I'm experiencing an unusual problem with Resolve-DnsName demonstrated by the following:

PS C:\Users\Administrator.PORTAL> Resolve-DnsName -Type All -Name
Name Type TTL Section IPAddress
---- ---- --- ------- --------- A 2011 Answer
PS C:\Users\Administrator.PORTAL> Resolve-DnsName -Type A -Name
Name Type TTL Section IPAddress
---- ---- --- ------- --------- A 1200 Question
PS C:\Users\Administrator.PORTAL> Resolve-DnsName -Type A -Name -DnsOnly
Name Type TTL Section IPAddress
---- ---- --- ------- --------- A 1953 Answer
PS C:\Users\Administrator.PORTAL>

I would expect "-Type All" and "- Type A" to return the same A resource record but they don't. I'm also puzzled by the "Question" section.

Any idea what is going on?

Roman Revell said...

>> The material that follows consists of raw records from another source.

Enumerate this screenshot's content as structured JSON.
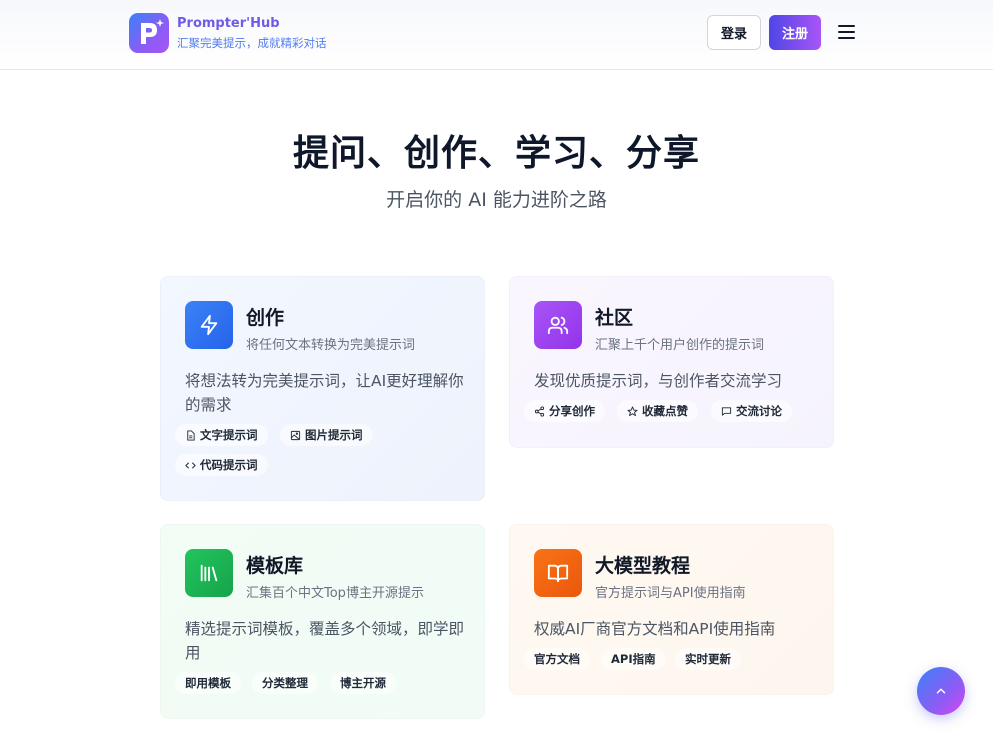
{
  "header": {
    "brand_name": "Prompter'Hub",
    "brand_tagline": "汇聚完美提示，成就精彩对话",
    "login_label": "登录",
    "register_label": "注册"
  },
  "hero": {
    "title": "提问、创作、学习、分享",
    "subtitle": "开启你的 AI 能力进阶之路"
  },
  "cards": {
    "create": {
      "title": "创作",
      "subtitle": "将任何文本转换为完美提示词",
      "description": "将想法转为完美提示词，让AI更好理解你的需求",
      "tags": [
        "文字提示词",
        "图片提示词",
        "代码提示词"
      ],
      "icon": "lightning-icon"
    },
    "community": {
      "title": "社区",
      "subtitle": "汇聚上千个用户创作的提示词",
      "description": "发现优质提示词，与创作者交流学习",
      "tags": [
        "分享创作",
        "收藏点赞",
        "交流讨论"
      ],
      "icon": "users-icon"
    },
    "template": {
      "title": "模板库",
      "subtitle": "汇集百个中文Top博主开源提示",
      "description": "精选提示词模板，覆盖多个领域，即学即用",
      "tags": [
        "即用模板",
        "分类整理",
        "博主开源"
      ],
      "icon": "library-icon"
    },
    "tutorial": {
      "title": "大模型教程",
      "subtitle": "官方提示词与API使用指南",
      "description": "权威AI厂商官方文档和API使用指南",
      "tags": [
        "官方文档",
        "API指南",
        "实时更新"
      ],
      "icon": "book-icon"
    }
  },
  "colors": {
    "brand": "#6d5ce8",
    "accent_blue": "#3b82f6",
    "accent_purple": "#a855f7",
    "accent_green": "#22c55e",
    "accent_orange": "#f97316"
  }
}
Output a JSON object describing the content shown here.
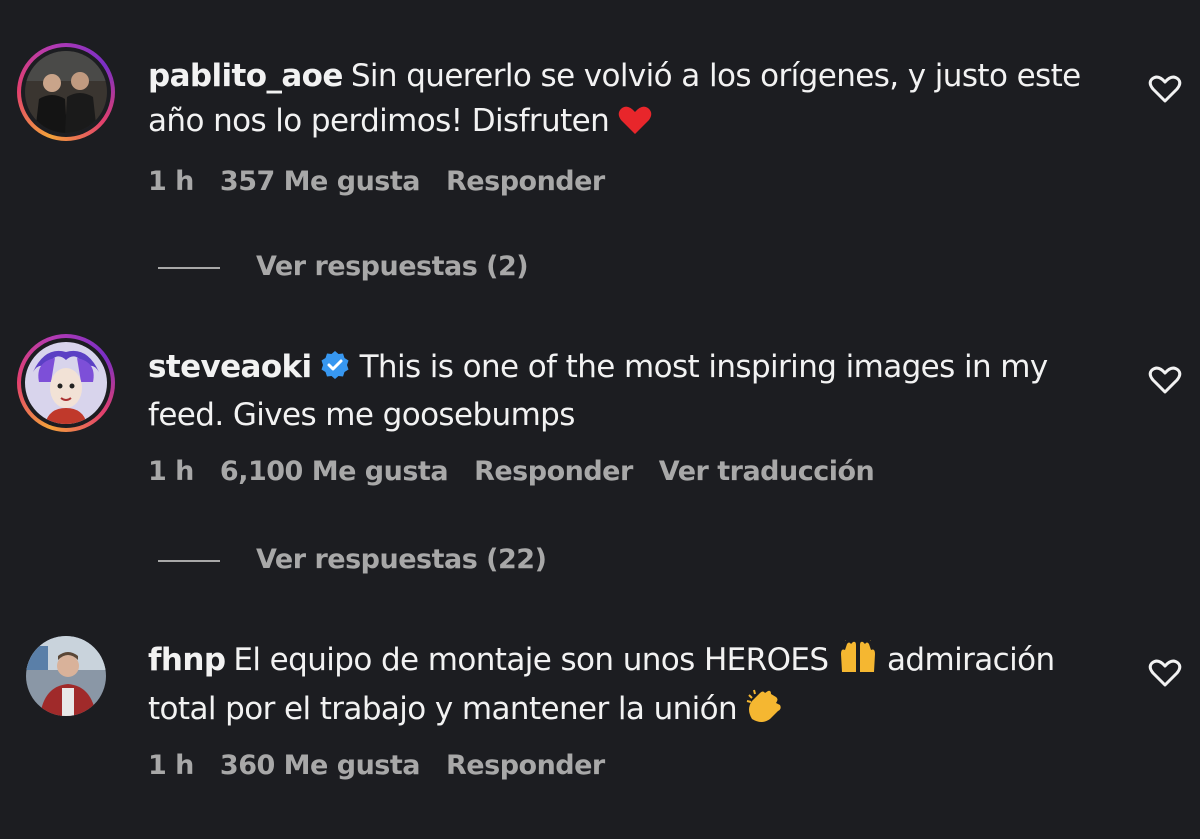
{
  "comments": [
    {
      "username": "pablito_aoe",
      "text": "Sin quererlo se volvió a los orígenes, y justo este año nos lo perdimos! Disfruten",
      "emoji": "red-heart",
      "time": "1 h",
      "likes": "357 Me gusta",
      "reply": "Responder",
      "replies": "Ver respuestas (2)"
    },
    {
      "username": "steveaoki",
      "verified": true,
      "text": "This is one of the most inspiring images in my feed. Gives me goosebumps",
      "time": "1 h",
      "likes": "6,100 Me gusta",
      "reply": "Responder",
      "translate": "Ver traducción",
      "replies": "Ver respuestas (22)"
    },
    {
      "username": "fhnp",
      "text_part1": "El equipo de montaje son unos HEROES",
      "emoji1": "raising-hands",
      "text_part2": "admiración total por el trabajo y mantener la unión",
      "emoji2": "clapping-hands",
      "time": "1 h",
      "likes": "360 Me gusta",
      "reply": "Responder"
    }
  ],
  "colors": {
    "background": "#1c1d21",
    "text": "#f2f2f2",
    "secondary_text": "#a8a8a8",
    "verified": "#3797f0"
  }
}
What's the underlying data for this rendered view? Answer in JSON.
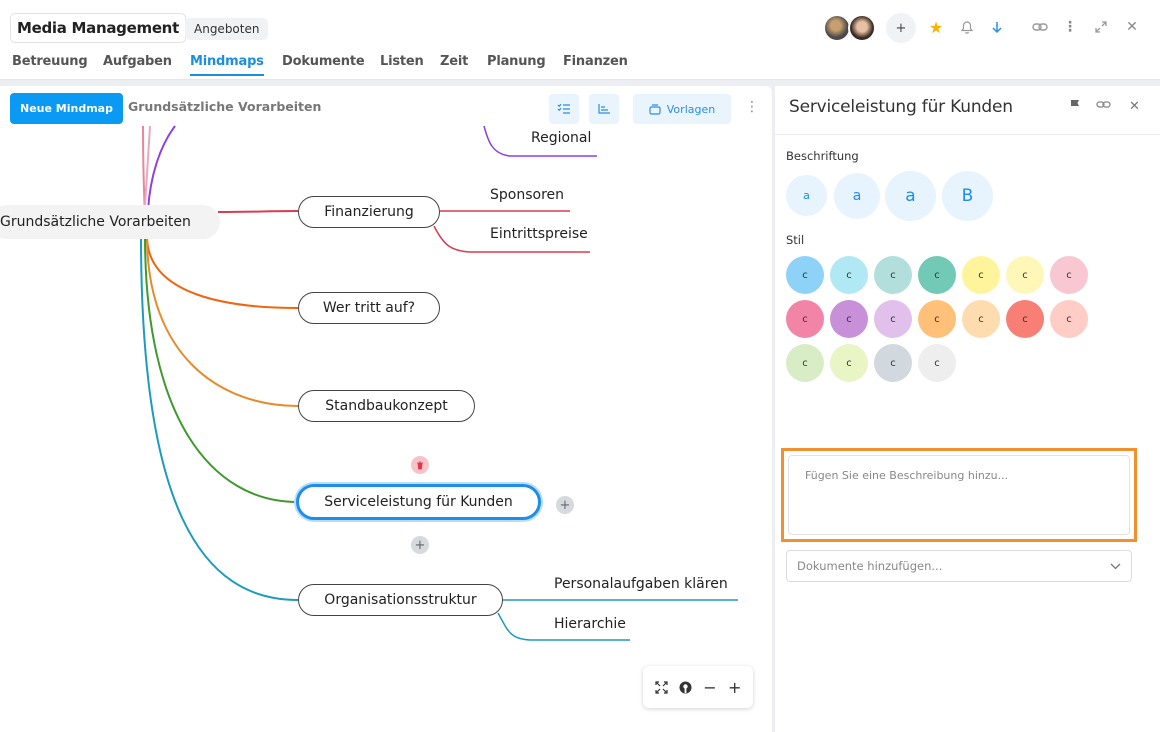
{
  "header": {
    "title": "Media Management",
    "status": "Angeboten",
    "tabs": [
      "Betreuung",
      "Aufgaben",
      "Mindmaps",
      "Dokumente",
      "Listen",
      "Zeit",
      "Planung",
      "Finanzen"
    ],
    "active_tab": "Mindmaps",
    "add_glyph": "+",
    "icons": [
      "star-icon",
      "bell-icon",
      "download-arrow-icon",
      "link-icon",
      "more-vertical-icon",
      "expand-icon",
      "close-icon"
    ]
  },
  "mindmap": {
    "new_button": "Neue Mindmap",
    "title": "Grundsätzliche Vorarbeiten",
    "templates_button": "Vorlagen",
    "root": "Grundsätzliche Vorarbeiten",
    "nodes": [
      "Finanzierung",
      "Wer tritt auf?",
      "Standbaukonzept",
      "Serviceleistung für Kunden",
      "Organisationsstruktur"
    ],
    "leaves": [
      "Regional",
      "Sponsoren",
      "Eintrittspreise",
      "Personalaufgaben klären",
      "Hierarchie"
    ],
    "add_glyph": "+",
    "zoom_minus": "−",
    "zoom_plus": "+"
  },
  "panel": {
    "title": "Serviceleistung für Kunden",
    "label_heading": "Beschriftung",
    "label_sizes": [
      "a",
      "a",
      "a",
      "B"
    ],
    "style_heading": "Stil",
    "swatch_letter": "c",
    "swatch_colors": [
      "#8ed2f8",
      "#b0e8f4",
      "#b2dfdb",
      "#72c9b6",
      "#fff49c",
      "#fff7b8",
      "#f9c7d2",
      "#f284a8",
      "#c890d9",
      "#e1c0ec",
      "#ffc17a",
      "#ffdcb0",
      "#f77f76",
      "#ffcdc6",
      "#d8edc6",
      "#e9f5c4",
      "#d1d9df",
      "#eeeeee"
    ],
    "desc_placeholder": "Fügen Sie eine Beschreibung hinzu...",
    "docs_placeholder": "Dokumente hinzufügen..."
  }
}
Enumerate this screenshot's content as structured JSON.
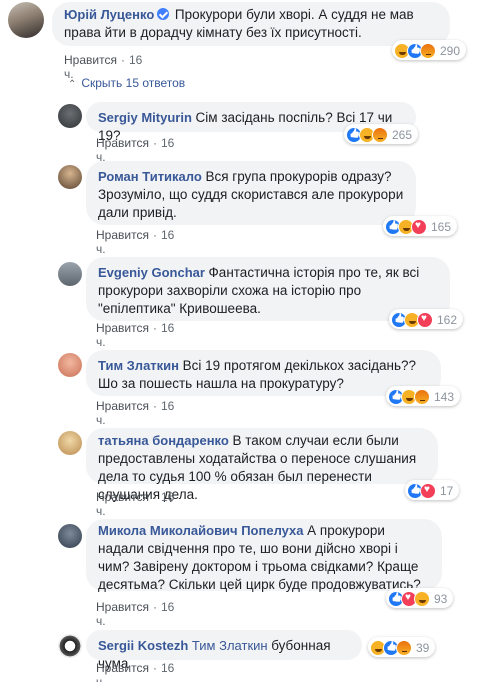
{
  "main_comment": {
    "author": "Юрій Луценко",
    "text": "Прокурори були хворі. А суддя не мав права йти в дорадчу кімнату без їх присутності.",
    "like": "Нравится",
    "time": "16 ч.",
    "reaction_count": "290"
  },
  "hide_replies_label": "Скрыть 15 ответов",
  "replies": [
    {
      "author": "Sergiy Mityurin",
      "text": "Сім засідань поспіль? Всі 17 чи 19?",
      "like": "Нравится",
      "time": "16 ч.",
      "reaction_count": "265"
    },
    {
      "author": "Роман Титикало",
      "text": "Вся група прокурорів одразу? Зрозуміло, що суддя скористався але прокурори дали привід.",
      "like": "Нравится",
      "time": "16 ч.",
      "reaction_count": "165"
    },
    {
      "author": "Evgeniy Gonchar",
      "text": "Фантастична історія про те, як всі прокурори захворіли схожа на історію про \"епілептика\" Кривошеева.",
      "like": "Нравится",
      "time": "16 ч.",
      "reaction_count": "162"
    },
    {
      "author": "Тим Златкин",
      "text": "Всі 19 протягом декількох засідань?? Шо за пошесть нашла на прокуратуру?",
      "like": "Нравится",
      "time": "16 ч.",
      "reaction_count": "143"
    },
    {
      "author": "татьяна бондаренко",
      "text": "В таком случаи если были предоставлены ходатайства о переносе слушания дела то судья 100 % обязан был перенести слушания дела.",
      "like": "Нравится",
      "time": "16 ч.",
      "reaction_count": "17"
    },
    {
      "author": "Микола Миколайович Попелуха",
      "text": "А прокурори надали свідчення про те, шо вони дійсно хворі і чим? Завірену доктором і трьома свідками? Краще десятьма? Скільки цей цирк буде продовжуватись?",
      "like": "Нравится",
      "time": "16 ч.",
      "reaction_count": "93"
    },
    {
      "author": "Sergii Kostezh",
      "mention": "Тим Златкин",
      "text": "бубонная чума",
      "like": "Нравится",
      "time": "16 ч.",
      "reaction_count": "39"
    }
  ],
  "colors": {
    "name": "#385898",
    "bubble": "#f2f3f5",
    "meta": "#606770"
  }
}
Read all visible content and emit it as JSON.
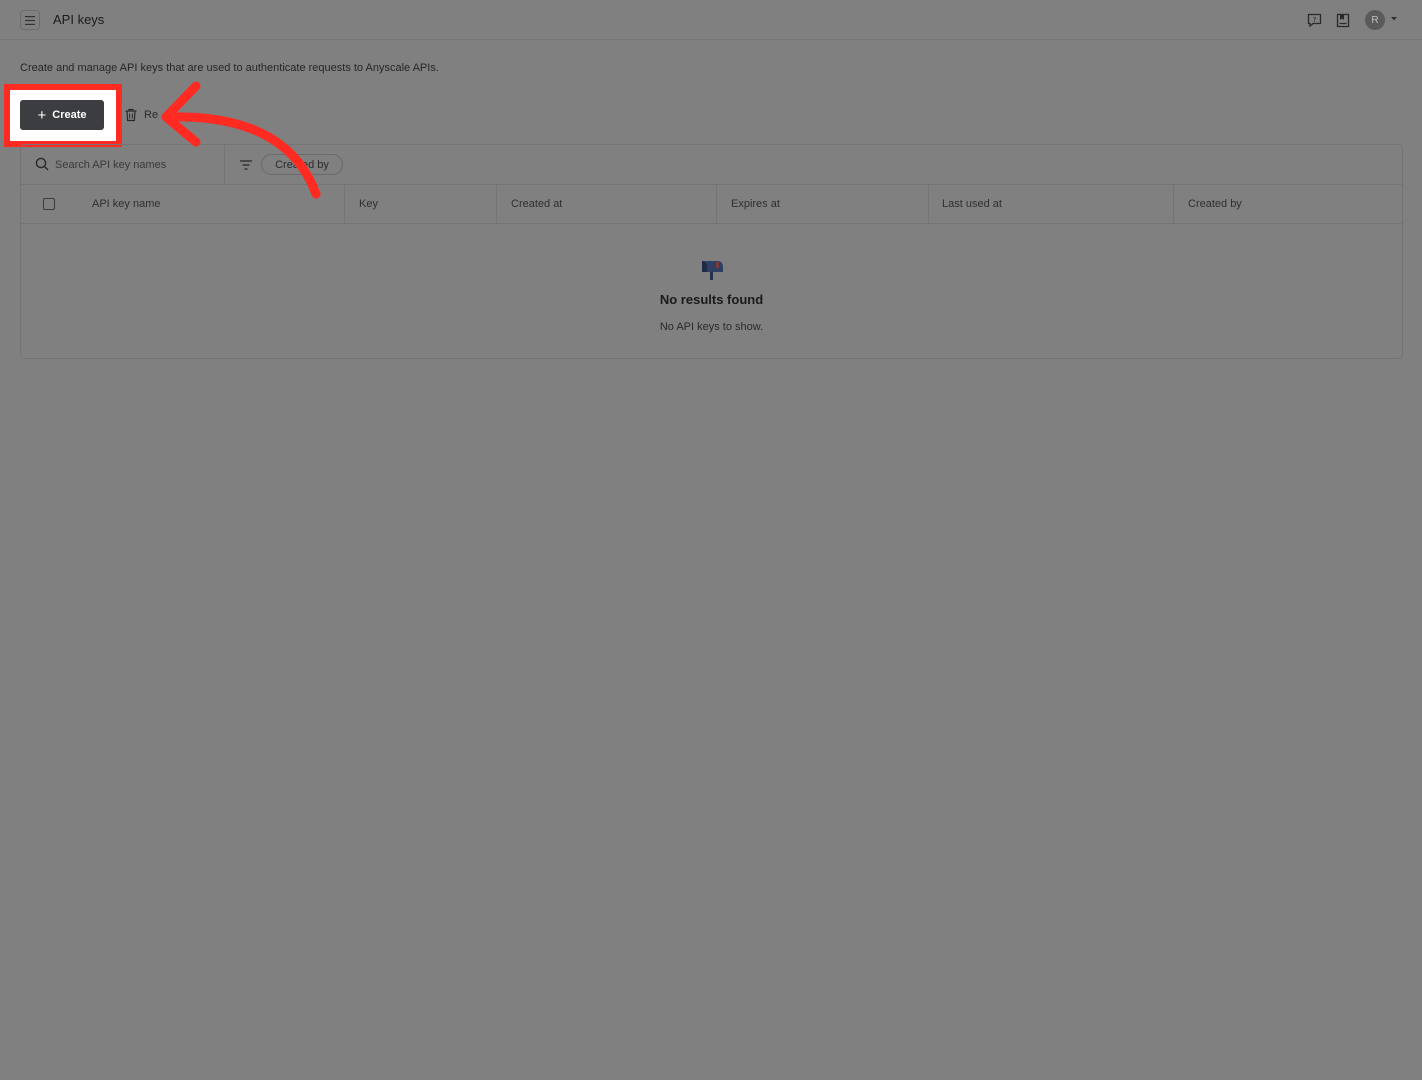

Never quite how you want it... I notice that they also left out a way to see what server or other name source is being queried. Sometimes that can help with troubleshooting. I can specify my default server that nslookup uses and not resolve a name with resolve-dnsname, but then if I don't specify anything, it resolves the name. Confusing.